It is critical to review and monitor engagements for potential areas that could blur the line with fiduciary exposure. Documentation is important in this regard. A CPA should tailor the services within manageable areas of risk and have adequate documentation to support the scope and limits of the services performed.
Loss Prevention Best Practices
Apply appropriate safeguards to address the common risk threats associated with trustee services. Although not meant to be all-inclusive, the following safeguards are some best practices to consider:
- First and foremost, it is prudent for firms to establish a firm-wide policy regarding the specific protocols and procedures for accepting and monitoring trustee engagements. Refer to CAMICO’s Sample Firm Policy for Executor/Trustee Services Acceptance, which is available via a link found in the IMPACT 114 email. It is also on the CAMICO Members-Only Site under Knowledge Tree, CAMICO Publications, IMPACT, 2019, IMPACT 114. The firm policy should be tailored as appropriate to reflect the protocols and procedures your firm implements.
- Prior to accepting the role of trustee, examine the underlying trust document thoroughly and have it reviewed by a qualified trust attorney. There may be opportunities to edit the trust agreement to minimize risk to the trustee role if the trust document is not yet finalized or if the settlor of the trust is still alive. In addition, there may be some ambiguity within the trust document that should be clarified with an engagement letter. Refer to CAMICO’s guidance on Items to Consider in a Trust Document, which is available via a link found in the IMPACT 114 email. It is also on the CAMICO Members-Only Site under Knowledge Tree, CAMICO Publications, IMPACT, 2019, IMPACT 114.

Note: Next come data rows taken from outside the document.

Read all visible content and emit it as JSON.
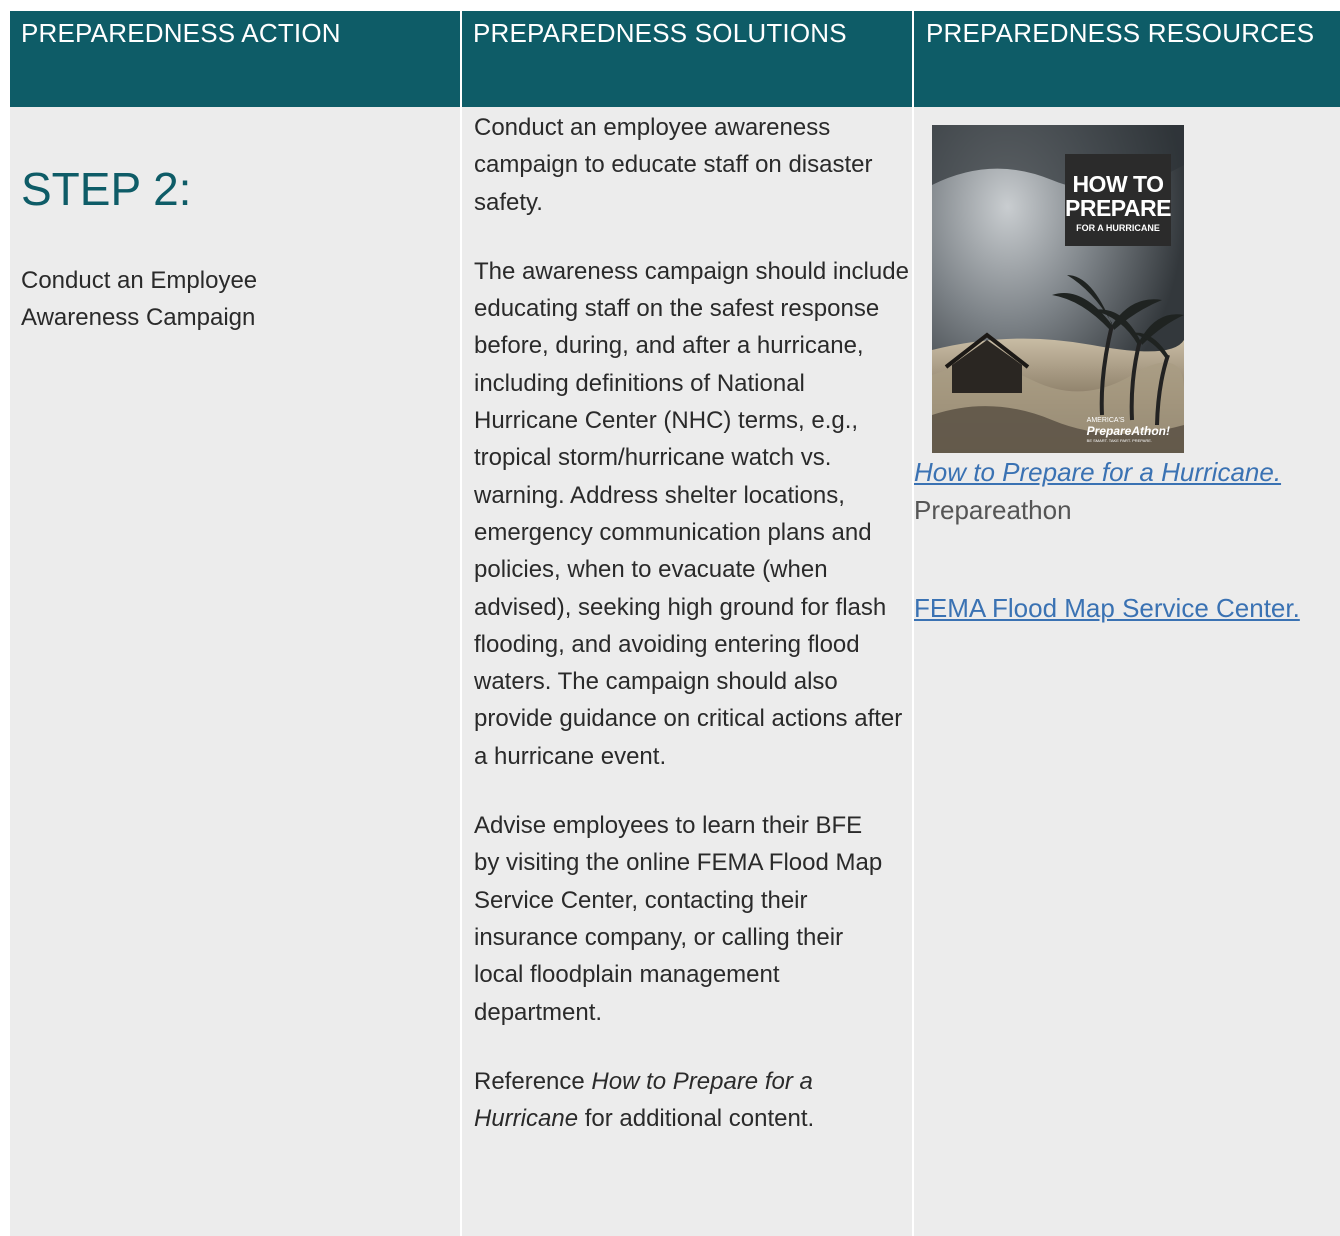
{
  "headers": {
    "action": "PREPAREDNESS ACTION",
    "solutions": "PREPAREDNESS SOLUTIONS",
    "resources": "PREPAREDNESS RESOURCES"
  },
  "action": {
    "step": "STEP 2:",
    "description": "Conduct an Employee Awareness Campaign"
  },
  "solutions": {
    "p1": "Conduct an employee awareness campaign to educate staff on disaster safety.",
    "p2": "The awareness campaign should include educating staff on the safest response before, during, and after a hurricane, including definitions of National Hurricane Center (NHC) terms, e.g., tropical storm/hurricane watch vs. warning. Address shelter locations, emergency communication plans and policies, when to evacuate (when advised), seeking high ground for flash flooding, and avoiding entering flood waters. The campaign should also provide guidance on critical actions after a hurricane event.",
    "p3": "Advise employees to learn their BFE by visiting the online FEMA Flood Map Service Center, contacting their insurance company, or calling their local floodplain management department.",
    "p4_prefix": "Reference ",
    "p4_title": "How to Prepare for a Hurricane",
    "p4_suffix": " for additional content."
  },
  "resources": {
    "cover": {
      "title_main": "HOW TO PREPARE",
      "title_sub": "FOR A HURRICANE",
      "brand_top": "AMERICA'S",
      "brand_main": "PrepareAthon!",
      "brand_tag": "BE SMART. TAKE PART. PREPARE."
    },
    "link1": "How to Prepare for a Hurricane.",
    "source1": "Prepareathon",
    "link2": "FEMA Flood Map Service Center."
  }
}
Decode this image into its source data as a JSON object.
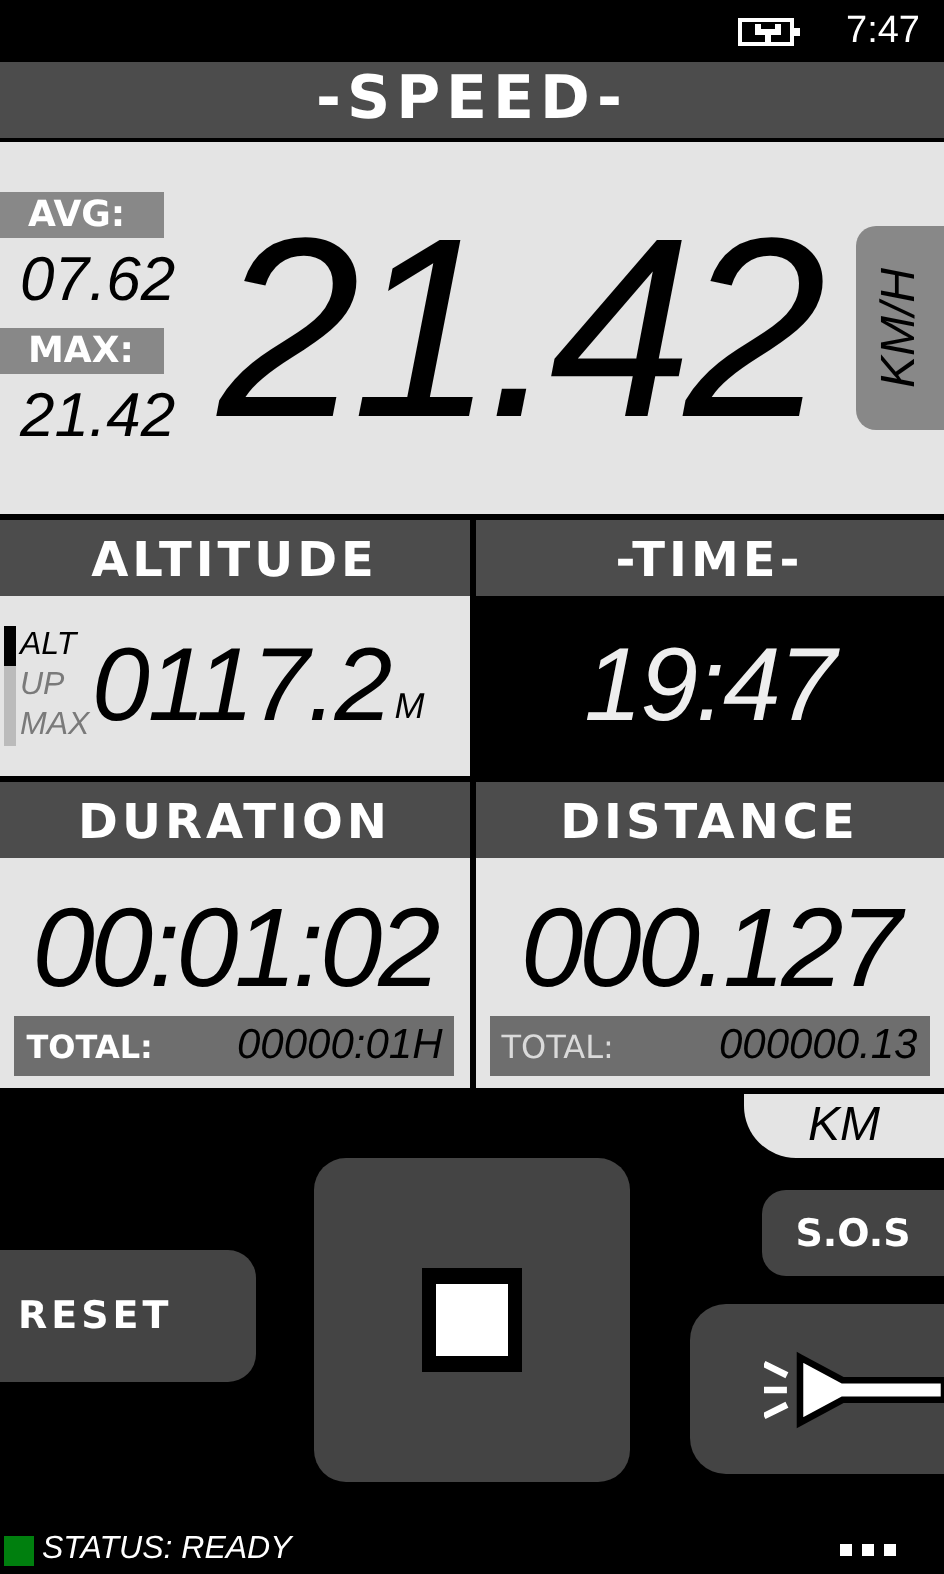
{
  "status_bar": {
    "time": "7:47"
  },
  "speed": {
    "title": "-SPEED-",
    "avg_label": "AVG:",
    "avg": "07.62",
    "max_label": "MAX:",
    "max": "21.42",
    "value": "21.42",
    "unit": "KM/H"
  },
  "altitude": {
    "title": "ALTITUDE",
    "value": "0117.2",
    "unit": "M",
    "modes": [
      {
        "label": "ALT",
        "selected": true
      },
      {
        "label": "UP",
        "selected": false
      },
      {
        "label": "MAX",
        "selected": false
      }
    ]
  },
  "time": {
    "title": "-TIME-",
    "value": "19:47"
  },
  "duration": {
    "title": "DURATION",
    "value": "00:01:02",
    "total_label": "TOTAL:",
    "total_dimmed": false,
    "total": "00000:01H"
  },
  "distance": {
    "title": "DISTANCE",
    "value": "000.127",
    "total_label": "TOTAL:",
    "total_dimmed": true,
    "total": "000000.13",
    "unit": "KM"
  },
  "buttons": {
    "reset": "RESET",
    "sos": "S.O.S"
  },
  "app_status": {
    "text": "STATUS: READY",
    "color": "#007f0e"
  }
}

- Make a clear distinction between the trustee services provided by the firm member and any non-trustee services (e.g., accounting, tax) that may be provided by the firm. If your firm is to perform other tax, accounting and special project work for the trust, best practice would be to use engagement letters to define the scope, limits and responsibilities for these traditional services. In addition, these services should be performed and reviewed by another qualified firm member and not the trustee. This will help to establish that the relationship between the firm and the trustee is arm’s length in perception and reality.
- DOCUMENT, DOCUMENT and DOCUMENT. Defensive documentation is critical to minimize potential risks and prove that you have fulfilled your duties of care, as well as keeping affected parties informed.
- Stay educated and informed on the duties and responsibilities of the trustee role.
- And lastly, contact CAMICO before accepting a trustee or executor engagement so that we can help you to evaluate the risks and assess any potential coverage issues.
For additional information, please refer to the Trustee/Executor Services Resource Centerlp@camico.com
on CAMICO’s Members-Only Site. CAMICO policyholders with questions regarding this communication or other risk management questions should contact the Loss Prevention department at
, or call our advice hotline at 800.652.1772 / 650.378.6800 and ask to speak with a Loss Prevention Specialist.
1 The Code of Conduct requires obtaining consent but does not mandate the consent being in writing. Treasury Circular 230 mandates consent be in writing. Written consent is preferable from a risk management perspective as it provides defensive documentation of consent.